Exercise requirements: For every line in the records below that holds "Stokes", make a copy.
%%
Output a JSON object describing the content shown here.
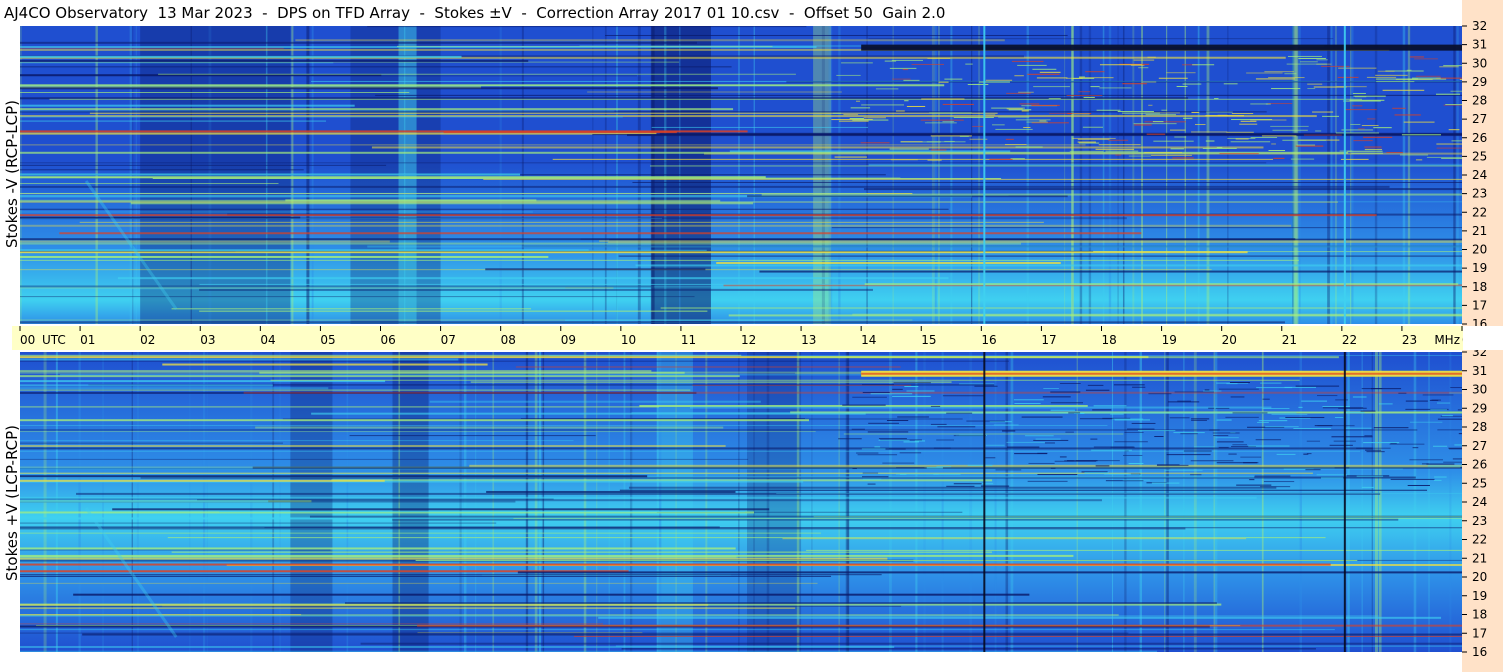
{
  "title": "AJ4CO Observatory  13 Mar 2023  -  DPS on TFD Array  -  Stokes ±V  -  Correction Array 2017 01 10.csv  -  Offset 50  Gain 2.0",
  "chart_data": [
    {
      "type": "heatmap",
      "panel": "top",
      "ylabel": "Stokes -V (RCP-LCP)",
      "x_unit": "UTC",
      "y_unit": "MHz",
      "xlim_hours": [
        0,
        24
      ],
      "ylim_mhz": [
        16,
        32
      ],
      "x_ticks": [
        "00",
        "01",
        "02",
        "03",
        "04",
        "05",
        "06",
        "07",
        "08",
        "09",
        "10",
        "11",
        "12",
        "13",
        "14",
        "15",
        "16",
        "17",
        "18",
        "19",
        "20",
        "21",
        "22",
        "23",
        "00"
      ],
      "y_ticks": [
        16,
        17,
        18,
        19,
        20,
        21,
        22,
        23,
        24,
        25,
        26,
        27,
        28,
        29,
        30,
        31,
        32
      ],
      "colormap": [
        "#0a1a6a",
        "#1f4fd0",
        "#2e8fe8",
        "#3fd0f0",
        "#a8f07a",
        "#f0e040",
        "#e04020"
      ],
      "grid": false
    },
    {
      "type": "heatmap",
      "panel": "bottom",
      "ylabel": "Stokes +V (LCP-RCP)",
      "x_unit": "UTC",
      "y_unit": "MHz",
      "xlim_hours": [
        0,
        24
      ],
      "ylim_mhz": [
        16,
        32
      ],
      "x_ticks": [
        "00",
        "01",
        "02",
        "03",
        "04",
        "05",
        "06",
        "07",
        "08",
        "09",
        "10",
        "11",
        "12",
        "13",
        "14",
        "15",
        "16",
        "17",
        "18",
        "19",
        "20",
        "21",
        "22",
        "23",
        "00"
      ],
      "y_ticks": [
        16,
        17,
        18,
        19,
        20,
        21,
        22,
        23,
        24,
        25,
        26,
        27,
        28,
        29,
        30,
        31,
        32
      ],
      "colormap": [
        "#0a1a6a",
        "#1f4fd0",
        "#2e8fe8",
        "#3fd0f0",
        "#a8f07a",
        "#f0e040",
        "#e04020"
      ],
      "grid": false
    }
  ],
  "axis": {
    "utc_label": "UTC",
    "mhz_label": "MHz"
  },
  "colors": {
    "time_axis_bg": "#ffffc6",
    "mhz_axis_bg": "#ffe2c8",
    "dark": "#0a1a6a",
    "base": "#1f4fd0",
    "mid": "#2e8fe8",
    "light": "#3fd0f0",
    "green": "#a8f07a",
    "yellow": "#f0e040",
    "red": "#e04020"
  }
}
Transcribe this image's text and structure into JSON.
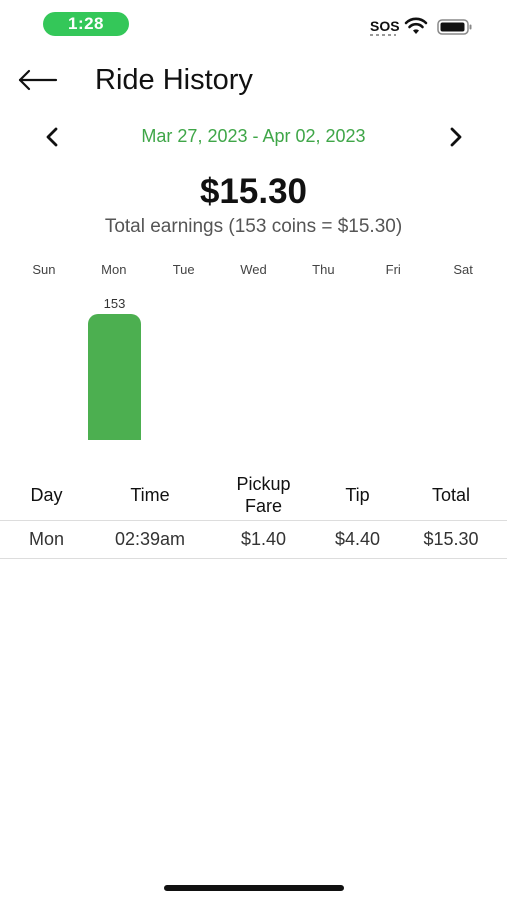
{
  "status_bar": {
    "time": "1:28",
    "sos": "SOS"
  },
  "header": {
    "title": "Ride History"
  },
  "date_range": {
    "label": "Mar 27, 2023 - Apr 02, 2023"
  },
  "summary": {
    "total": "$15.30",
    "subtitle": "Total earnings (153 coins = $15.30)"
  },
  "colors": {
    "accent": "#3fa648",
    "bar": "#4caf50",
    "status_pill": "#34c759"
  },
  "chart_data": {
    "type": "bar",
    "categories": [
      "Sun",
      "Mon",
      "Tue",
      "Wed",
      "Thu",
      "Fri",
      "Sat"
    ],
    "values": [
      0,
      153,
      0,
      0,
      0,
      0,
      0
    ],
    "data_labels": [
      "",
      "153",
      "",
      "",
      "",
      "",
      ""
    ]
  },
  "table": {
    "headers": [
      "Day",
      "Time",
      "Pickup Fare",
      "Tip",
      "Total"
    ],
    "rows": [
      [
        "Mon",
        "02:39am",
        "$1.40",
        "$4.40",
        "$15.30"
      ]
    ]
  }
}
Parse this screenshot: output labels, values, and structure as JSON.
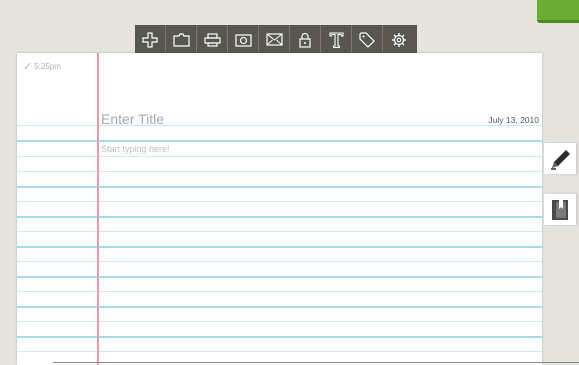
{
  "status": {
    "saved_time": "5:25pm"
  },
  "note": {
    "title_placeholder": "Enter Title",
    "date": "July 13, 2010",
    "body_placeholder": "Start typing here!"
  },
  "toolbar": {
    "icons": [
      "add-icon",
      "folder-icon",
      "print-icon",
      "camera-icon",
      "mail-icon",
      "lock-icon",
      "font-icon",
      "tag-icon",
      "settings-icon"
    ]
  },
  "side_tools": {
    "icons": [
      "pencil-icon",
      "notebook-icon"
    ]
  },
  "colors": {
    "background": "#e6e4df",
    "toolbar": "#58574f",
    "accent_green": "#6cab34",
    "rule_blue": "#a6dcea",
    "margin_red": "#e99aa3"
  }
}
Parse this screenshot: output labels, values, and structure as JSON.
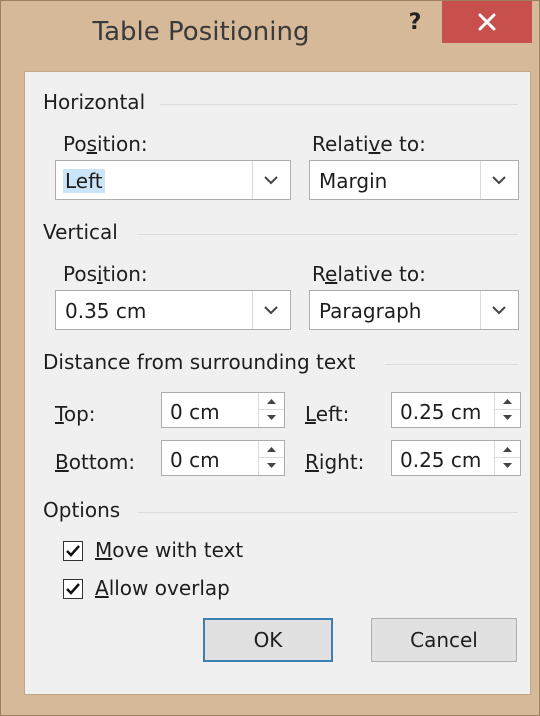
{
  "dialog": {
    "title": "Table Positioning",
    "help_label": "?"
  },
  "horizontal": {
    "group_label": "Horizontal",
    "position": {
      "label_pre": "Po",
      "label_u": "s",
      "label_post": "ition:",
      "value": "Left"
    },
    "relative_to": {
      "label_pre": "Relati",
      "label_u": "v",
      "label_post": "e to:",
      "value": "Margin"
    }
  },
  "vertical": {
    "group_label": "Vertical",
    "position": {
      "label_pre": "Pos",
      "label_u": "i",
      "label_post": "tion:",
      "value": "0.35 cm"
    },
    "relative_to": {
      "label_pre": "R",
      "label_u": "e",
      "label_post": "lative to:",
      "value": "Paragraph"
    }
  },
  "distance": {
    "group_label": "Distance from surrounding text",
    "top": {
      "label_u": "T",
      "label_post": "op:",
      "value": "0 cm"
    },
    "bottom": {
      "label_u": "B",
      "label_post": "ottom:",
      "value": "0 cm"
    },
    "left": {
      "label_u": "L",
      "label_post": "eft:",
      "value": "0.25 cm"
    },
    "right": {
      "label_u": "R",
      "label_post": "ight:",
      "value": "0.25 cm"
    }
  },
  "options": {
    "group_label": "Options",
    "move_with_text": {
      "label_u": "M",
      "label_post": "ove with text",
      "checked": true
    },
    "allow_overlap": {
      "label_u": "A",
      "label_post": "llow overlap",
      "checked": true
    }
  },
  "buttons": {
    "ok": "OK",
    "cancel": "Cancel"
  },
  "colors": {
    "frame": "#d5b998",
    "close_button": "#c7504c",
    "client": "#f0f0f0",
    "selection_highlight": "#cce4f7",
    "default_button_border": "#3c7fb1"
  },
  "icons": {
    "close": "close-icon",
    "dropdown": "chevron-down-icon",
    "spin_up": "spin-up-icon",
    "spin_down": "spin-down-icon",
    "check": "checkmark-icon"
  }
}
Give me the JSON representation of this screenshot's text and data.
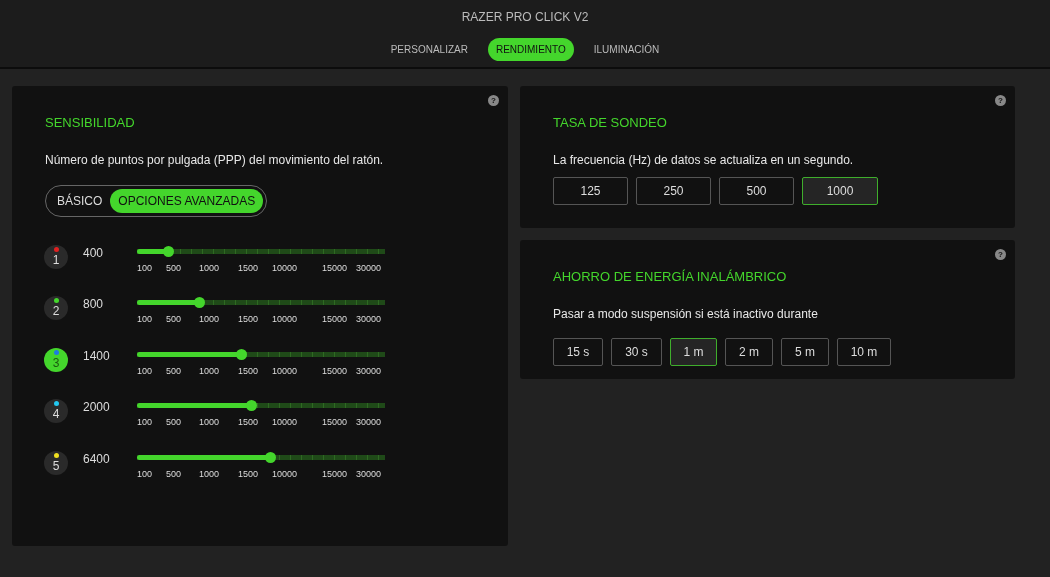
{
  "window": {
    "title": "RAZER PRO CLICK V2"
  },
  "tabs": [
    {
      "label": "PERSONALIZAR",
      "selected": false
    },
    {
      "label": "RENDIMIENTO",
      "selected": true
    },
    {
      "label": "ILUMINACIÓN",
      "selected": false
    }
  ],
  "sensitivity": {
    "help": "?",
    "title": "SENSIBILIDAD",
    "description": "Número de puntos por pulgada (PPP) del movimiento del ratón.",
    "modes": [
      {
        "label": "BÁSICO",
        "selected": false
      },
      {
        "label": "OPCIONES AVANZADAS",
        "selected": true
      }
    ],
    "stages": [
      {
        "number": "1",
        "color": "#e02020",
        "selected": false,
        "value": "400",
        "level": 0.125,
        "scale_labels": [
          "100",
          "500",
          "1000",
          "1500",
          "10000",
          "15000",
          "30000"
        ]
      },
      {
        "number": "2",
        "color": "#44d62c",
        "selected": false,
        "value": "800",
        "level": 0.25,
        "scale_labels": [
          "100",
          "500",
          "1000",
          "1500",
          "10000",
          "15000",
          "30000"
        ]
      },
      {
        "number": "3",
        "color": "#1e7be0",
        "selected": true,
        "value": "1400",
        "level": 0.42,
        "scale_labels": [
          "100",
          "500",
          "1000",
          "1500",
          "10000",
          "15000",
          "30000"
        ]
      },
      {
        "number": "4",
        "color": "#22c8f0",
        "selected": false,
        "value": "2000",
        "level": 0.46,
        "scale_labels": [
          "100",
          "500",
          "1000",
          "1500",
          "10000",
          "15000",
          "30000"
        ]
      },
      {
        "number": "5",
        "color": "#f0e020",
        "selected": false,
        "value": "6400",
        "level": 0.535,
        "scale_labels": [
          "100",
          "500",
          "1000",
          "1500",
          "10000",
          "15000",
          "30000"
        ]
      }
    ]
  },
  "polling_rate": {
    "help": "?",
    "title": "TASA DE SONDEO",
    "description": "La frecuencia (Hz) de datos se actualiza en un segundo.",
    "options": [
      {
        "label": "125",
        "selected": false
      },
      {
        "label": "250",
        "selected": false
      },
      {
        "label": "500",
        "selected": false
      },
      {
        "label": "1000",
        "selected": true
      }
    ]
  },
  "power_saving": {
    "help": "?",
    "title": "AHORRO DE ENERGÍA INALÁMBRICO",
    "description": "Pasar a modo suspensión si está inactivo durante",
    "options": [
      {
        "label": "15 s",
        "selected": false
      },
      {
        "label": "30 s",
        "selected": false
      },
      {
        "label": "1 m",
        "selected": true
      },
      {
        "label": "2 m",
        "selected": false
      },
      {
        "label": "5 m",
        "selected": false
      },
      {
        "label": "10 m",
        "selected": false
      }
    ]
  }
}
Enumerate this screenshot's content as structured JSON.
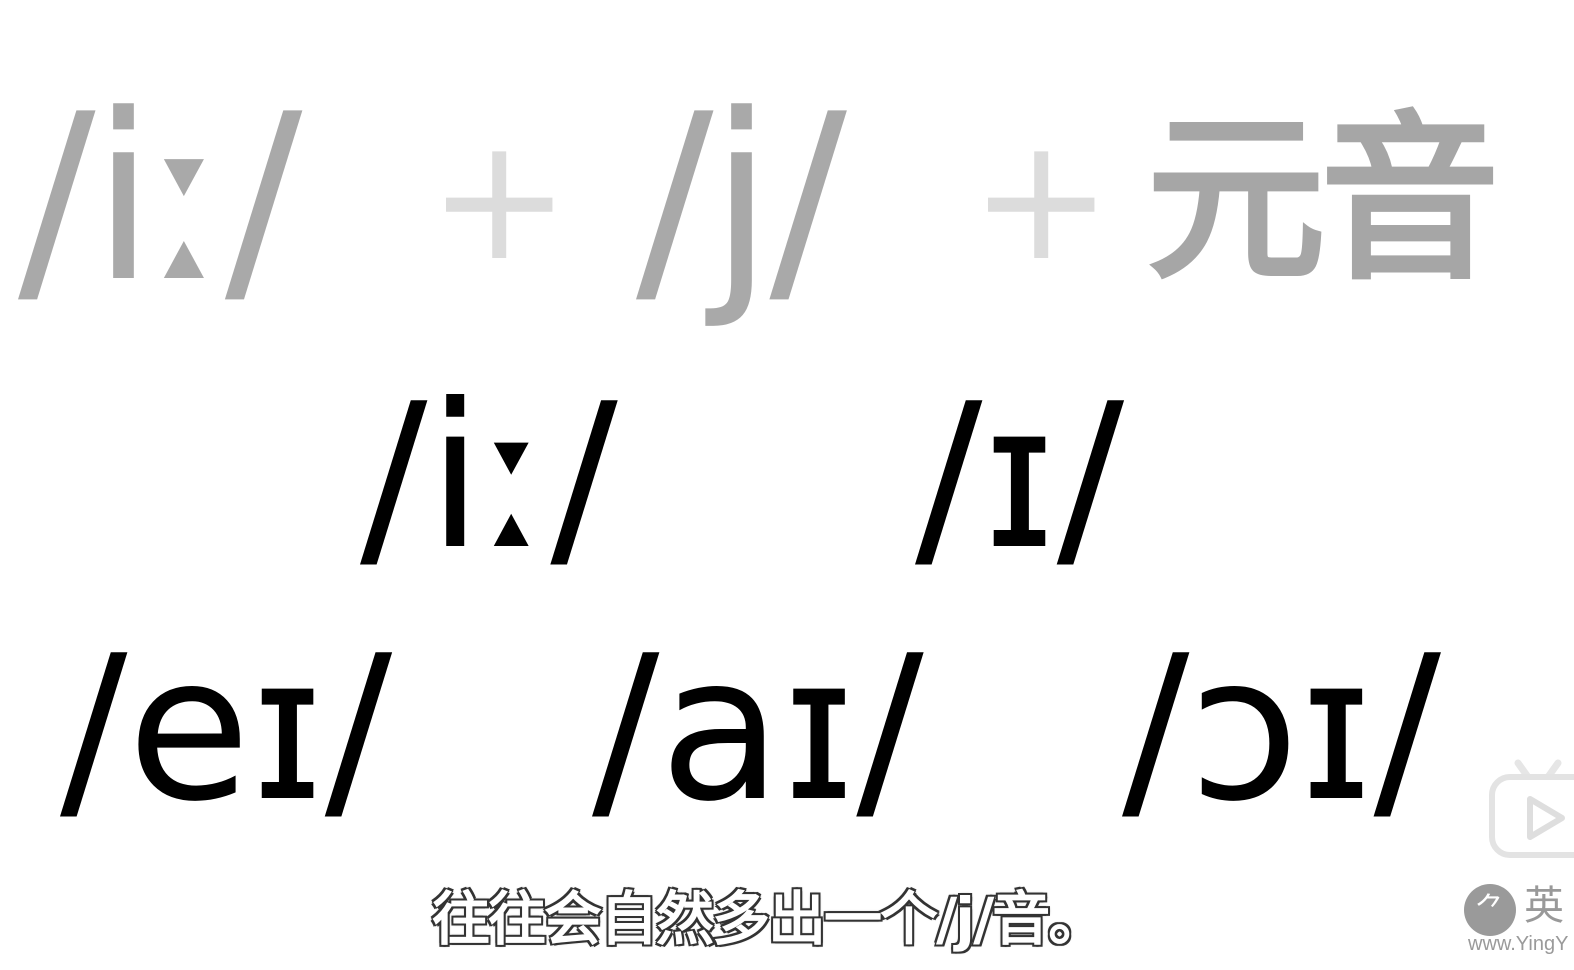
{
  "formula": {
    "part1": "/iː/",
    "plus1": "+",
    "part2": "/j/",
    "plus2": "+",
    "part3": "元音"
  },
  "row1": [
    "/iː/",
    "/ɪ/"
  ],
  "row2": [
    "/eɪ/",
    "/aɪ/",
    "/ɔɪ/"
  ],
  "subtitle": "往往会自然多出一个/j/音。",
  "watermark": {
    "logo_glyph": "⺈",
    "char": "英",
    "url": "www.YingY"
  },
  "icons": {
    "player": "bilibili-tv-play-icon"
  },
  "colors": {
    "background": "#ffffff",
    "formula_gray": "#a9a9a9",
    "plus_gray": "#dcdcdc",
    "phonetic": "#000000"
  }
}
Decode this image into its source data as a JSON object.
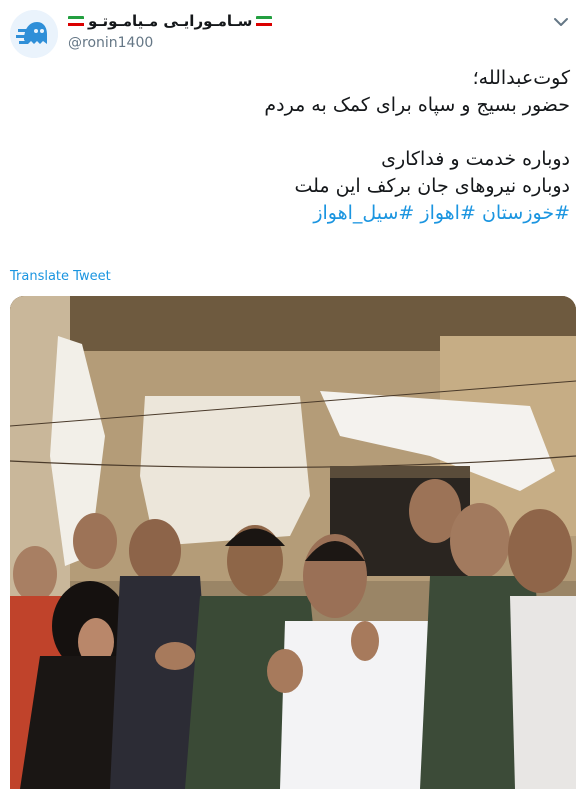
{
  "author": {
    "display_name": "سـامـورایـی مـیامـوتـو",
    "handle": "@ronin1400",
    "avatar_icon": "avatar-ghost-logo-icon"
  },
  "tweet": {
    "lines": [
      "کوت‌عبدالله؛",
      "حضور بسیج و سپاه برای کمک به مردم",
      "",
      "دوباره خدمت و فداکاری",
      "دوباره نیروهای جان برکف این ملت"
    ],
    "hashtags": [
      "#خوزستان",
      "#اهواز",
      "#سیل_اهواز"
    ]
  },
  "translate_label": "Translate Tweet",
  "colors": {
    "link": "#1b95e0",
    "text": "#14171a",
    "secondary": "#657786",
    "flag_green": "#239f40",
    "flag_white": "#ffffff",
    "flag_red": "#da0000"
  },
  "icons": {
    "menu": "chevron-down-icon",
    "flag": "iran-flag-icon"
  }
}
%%
Solution to this problem:
  "title": "AJ4CO Observatory  13 Mar 2023  -  DPS on TFD Array  -  Stokes ±V  -  Correction Array 2017 01 10.csv  -  Offset 50  Gain 2.0",
      "ylabel": "Stokes -V (RCP-LCP)",
      "ylabel": "Stokes +V (LCP-RCP)",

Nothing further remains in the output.